Achieving Balance in Design and Community
Presented by Nichole Rouillac, Chair of IDSA Women in Design San Francisco and Founding Parter of level design sf
Industrial Design is a field historically suffering from lack of diversity. After 15 formative years in the Bay-Area's top design agencies Nichole became increasingly aware of the huge scarcity of female founders and leadership. She decided it was time to shift the scales and make an impact by starting her own studio and bring together the community through IDSA's Women in Design where she is dedicated to creating events that connect the men and women in our industry to inspire meaningful change as we work to create a more balanced future.
Nichole will share a her design journey; a reflection of her strive for balance in life and work and her vision that the best future for our industry is the one we build together.
Navigating Design Panel
In conversation with Annie Wu, Elise Granados, Gabrielle Santa-Donato, Robin McIntosh, Xin Xin
In this panel discussion, five women recount their journeys in design, the struggles they've faced, the role they play as an educator, and how they continue to grow as designers.
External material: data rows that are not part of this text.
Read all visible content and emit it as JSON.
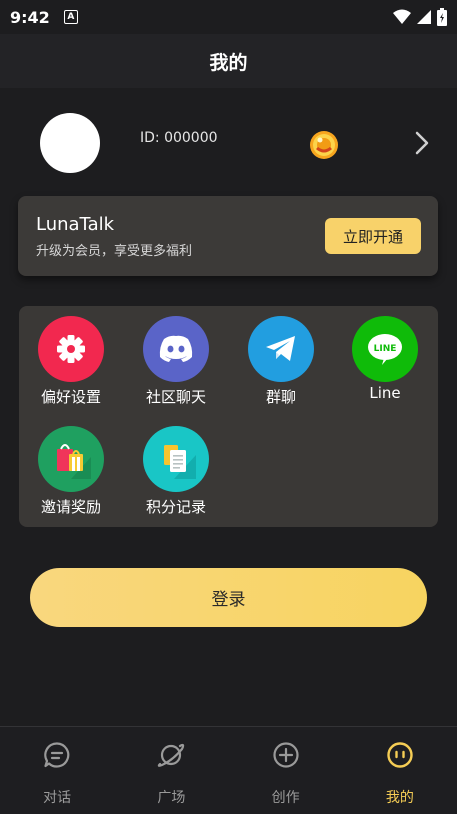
{
  "status_bar": {
    "time": "9:42",
    "a_glyph": "A"
  },
  "header": {
    "title": "我的"
  },
  "profile": {
    "id_text": "ID: 000000",
    "coin_icon": "coin-icon",
    "chevron_icon": "chevron-right-icon"
  },
  "member": {
    "brand": "LunaTalk",
    "desc": "升级为会员，享受更多福利",
    "button": "立即开通",
    "button_color": "#f8d26a"
  },
  "grid": {
    "items": [
      {
        "label": "偏好设置",
        "icon": "gear-icon",
        "color": "#f2284f"
      },
      {
        "label": "社区聊天",
        "icon": "discord-icon",
        "color": "#5a64c8"
      },
      {
        "label": "群聊",
        "icon": "telegram-icon",
        "color": "#229ee0"
      },
      {
        "label": "Line",
        "icon": "line-icon",
        "color": "#0fbb09"
      },
      {
        "label": "邀请奖励",
        "icon": "gift-bag-icon",
        "color": "#1fa060"
      },
      {
        "label": "积分记录",
        "icon": "document-icon",
        "color": "#19c6c6"
      }
    ]
  },
  "login": {
    "label": "登录"
  },
  "nav": {
    "items": [
      {
        "label": "对话",
        "icon": "chat-icon"
      },
      {
        "label": "广场",
        "icon": "planet-icon"
      },
      {
        "label": "创作",
        "icon": "plus-circle-icon"
      },
      {
        "label": "我的",
        "icon": "smiley-icon",
        "active": true
      }
    ],
    "active_color": "#f5cd55",
    "inactive_color": "#9a9a9a"
  }
}
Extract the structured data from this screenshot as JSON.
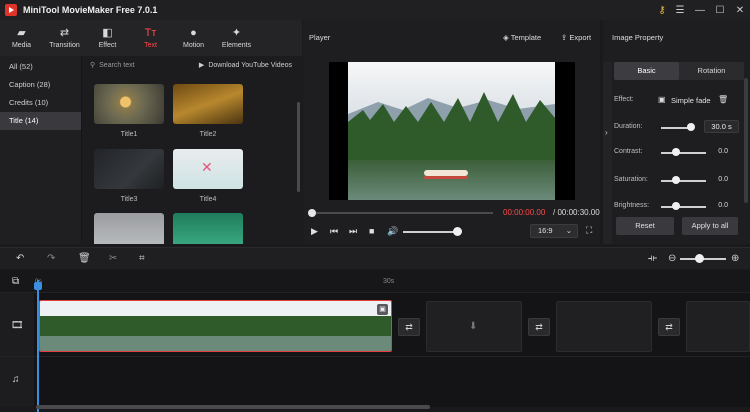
{
  "app": {
    "title": "MiniTool MovieMaker Free 7.0.1"
  },
  "toolbar": {
    "tabs": [
      {
        "label": "Media",
        "icon": "folder-icon"
      },
      {
        "label": "Transition",
        "icon": "transition-icon"
      },
      {
        "label": "Effect",
        "icon": "effect-icon"
      },
      {
        "label": "Text",
        "icon": "text-icon",
        "active": true
      },
      {
        "label": "Motion",
        "icon": "motion-icon"
      },
      {
        "label": "Elements",
        "icon": "elements-icon"
      }
    ]
  },
  "categories": [
    {
      "label": "All (52)"
    },
    {
      "label": "Caption (28)"
    },
    {
      "label": "Credits (10)"
    },
    {
      "label": "Title (14)",
      "active": true
    }
  ],
  "library": {
    "search_placeholder": "Search text",
    "download_label": "Download YouTube Videos",
    "items": [
      {
        "label": "Title1"
      },
      {
        "label": "Title2"
      },
      {
        "label": "Title3"
      },
      {
        "label": "Title4"
      },
      {
        "label": ""
      },
      {
        "label": ""
      }
    ]
  },
  "player": {
    "title": "Player",
    "template_label": "Template",
    "export_label": "Export",
    "time_current": "00:00:00.00",
    "time_total": "/ 00:00:30.00",
    "aspect_ratio": "16:9",
    "progress_fraction": 0,
    "volume_fraction": 1
  },
  "property": {
    "title": "Image Property",
    "tabs": {
      "basic": "Basic",
      "rotation": "Rotation"
    },
    "effect_label": "Effect:",
    "effect_value": "Simple fade",
    "duration_label": "Duration:",
    "duration_value": "30.0 s",
    "contrast_label": "Contrast:",
    "contrast_value": "0.0",
    "saturation_label": "Saturation:",
    "saturation_value": "0.0",
    "brightness_label": "Brightness:",
    "brightness_value": "0.0",
    "reset_label": "Reset",
    "apply_label": "Apply to all"
  },
  "timeline": {
    "ruler_start": "0s",
    "ruler_mark": "30s"
  },
  "colors": {
    "accent": "#ff4a4a",
    "playhead": "#3b8fe0"
  }
}
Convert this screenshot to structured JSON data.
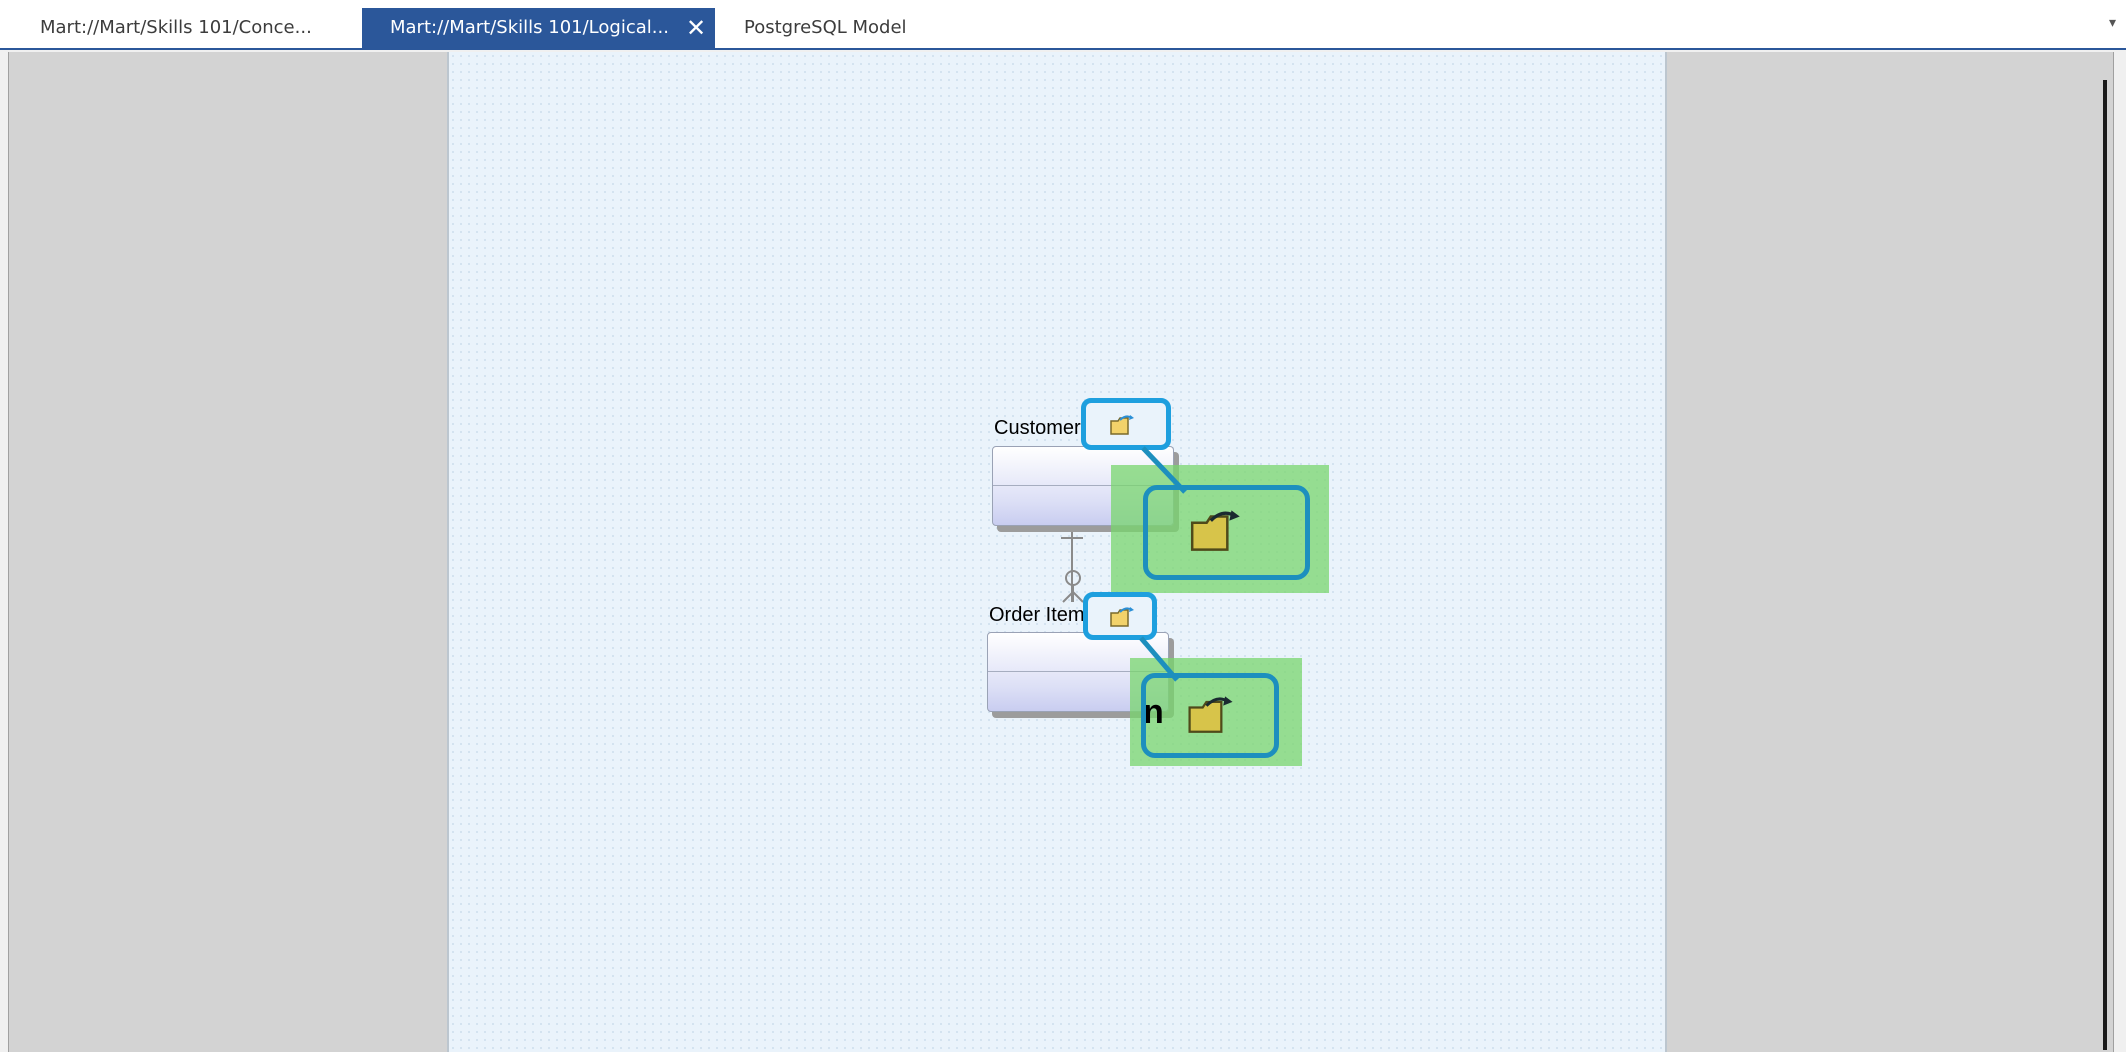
{
  "tabs": [
    {
      "label": "Mart://Mart/Skills 101/Conce...",
      "active": false
    },
    {
      "label": "Mart://Mart/Skills 101/Logical...",
      "active": true,
      "close_glyph": "✕"
    },
    {
      "label": "PostgreSQL Model",
      "active": false
    }
  ],
  "tab_overflow_glyph": "▾",
  "diagram": {
    "entities": [
      {
        "name": "Customer",
        "icon": "open-folder-arrow-icon"
      },
      {
        "name": "Order Item",
        "icon": "open-folder-arrow-icon"
      }
    ],
    "hidden_text_fragment": "n"
  },
  "colors": {
    "active_tab": "#2b579a",
    "callout_border": "#1e9fde",
    "highlight": "#78d66e",
    "canvas": "#eaf3fb"
  }
}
With experience spanning social impact, healthcare, technology, and entrepreneurship, they will share their insights on how they became the designers that they are today, and how they navigated design as a growing field. The discussion will be moderated by a member of SWID, with an open Q&A portion for questions from the audience.
Friday, November 16th
Lunch & Fireside Chat: Designing your path
In conversation with Elizabeth Laraki, Director of Product Design at Facebook, Social Impact
Your career will likely span several decades and while there will inevitably be many unanticipated twists and turns, you can control key aspects of shaping your career.
Elizabeth will share a few of the insights she has found to be most crucial for people to effectively take charge of and shape their career paths. She will cover some of the key questions she has asked and advice she has given to people on her teams, as well as talk through some of her biggest learnings and missteps.
Lunch will be served starting at 12:15pm.
Take a break and meet members of Stanford Women in Design, design students, and designers from around the Bay Area while enjoying desserts and DIY sticker making.
Workshop 1: Design Thinking With Agility: Democratizing the power of design to innovate and align teams
Led by Elijah Woolery, Director of Design Education at InVision
This workshop will focus on building a basic understanding of design thinking, and how it is being used in industries from the financial sector to healthcare, to help teams align and overcome “wicked problems.” The workshop will also include an interactive portion where you will learn how to apply design thinking techniques. Please register in advance to attend the workshop.
Applications now closed.
Workshop 2: Live Action Personal Branding Critique
Led by Keva Dine, Creative Recruiter and Personal Branding Strategist
So you're getting pretty good at design, creative design strategy and design thinking, but can you sell your own personal brand? Do you have a job hunting strategy? Have you established a target audience and designed all of your branding materials and messaging to speak to them? Ever wonder what happens when you send your work to a recruiter, or apply to a job on-line?
Get a peek into the behind the scenes world of a Creative Industry Recruiter in this live action personal branding critique. Application and portfolio is required.
Applications now closed.
Me Too: Navigating the Second Century of Design
Presented by Barry Katz, author of Make It New: A History of Silicon Valley Design
In 1967, the British Society of Industrial Artists and Designers awarded its coveted design medal to Charles Eames. Ray Eames, his lifelong partner, collaborator, and wife, was presented with a red rose. What’s wrong with this picture?
In this talk, professor and author Barry Katz will discuss the unfinished movement toward greater inclusiveness in the design professions: new voices are being heard, and the range of problems they are tackling has expanded accordingly. Looking backward tells us that there is much to be proud of. Looking forward, it’s clear that there is much work still to be done.